Hey, looks cool. For HDMI audio you have to select that audio output device, in your case something like AMD High Definition Audio, or if you don't see the device then you may have to install the driver for it.
I like how you say school work first, "and gaming" . . . You can't make this thing any less fun with a parental spin. It's clearly designed to make the kid smile bigger than any school work ever will!
Hey, custom cable extensions look great but they are just vanity items. You got to the real heart of why we're here, which is the connections we make with these computers as our tools. People can say "ketchup & mustard" all day without ever meaning anything. That's a fine PC you built there.
I see, they must do it with a water jet or something in a factory. Well I'd be happy with that size of a desktop, and looking for more ways to gear up the interior space.
Ah, I like its simplicity. I could have used this recently instead of something with too many pieces.
I really wonder why more cases aren't offered in a bare metal version. Maybe a total mirror shine would require something like chrome plating, or a special type of aluminum, but that's a very thorough polishing job & it looks spiffy.
That is a very good execution of the colored stones theme. What did you use to control the individual fan colors? Or are they each a single color LED? I think your part list on this could use some more customization.
I like that you have something suspended from the ceiling in there. Seems like a Florida State theme at least partially, but you named it Coyote Wild, but the case says Cougar & your desktop is a dragon. You got it running nicely, anyway. For a personal setup I guess you can combine any inspirations you want.
Alright! Finally another ATX case with 40mm fans on that rear grid. That's been one of my favorite additions since I built my first system. Leave no air unmoved!
There is now a demand for 240mm RGB fans. Somebody get on that

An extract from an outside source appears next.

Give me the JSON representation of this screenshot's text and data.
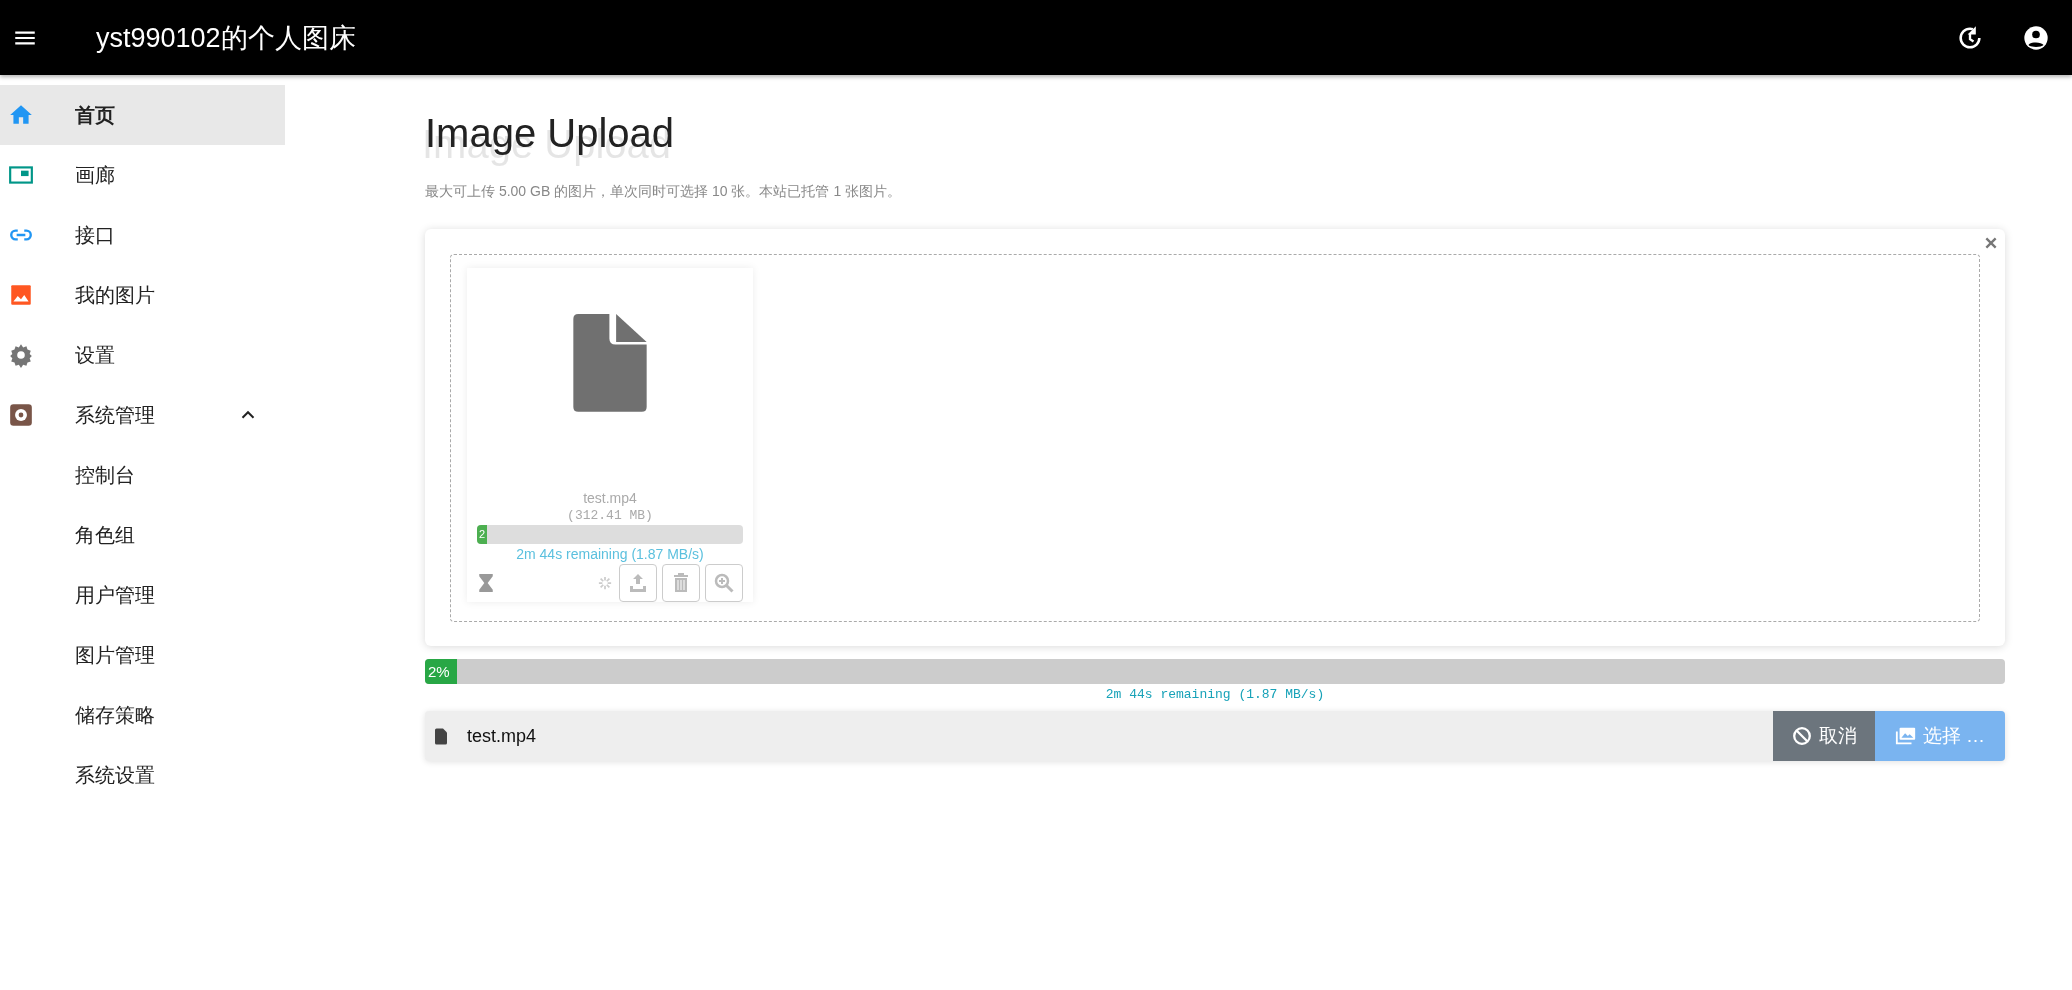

The simplest method I found was just starting from scratch, booting from the Windows installer. Keep your network disconnected until you're past the initial setup of Windows 10. You will start with a local account instead of a Microsoft-tethered account & the folder name will not be chopped down to their 5-character standard. Then you can just put everything back the way you had it, even use your Microsoft account if you want.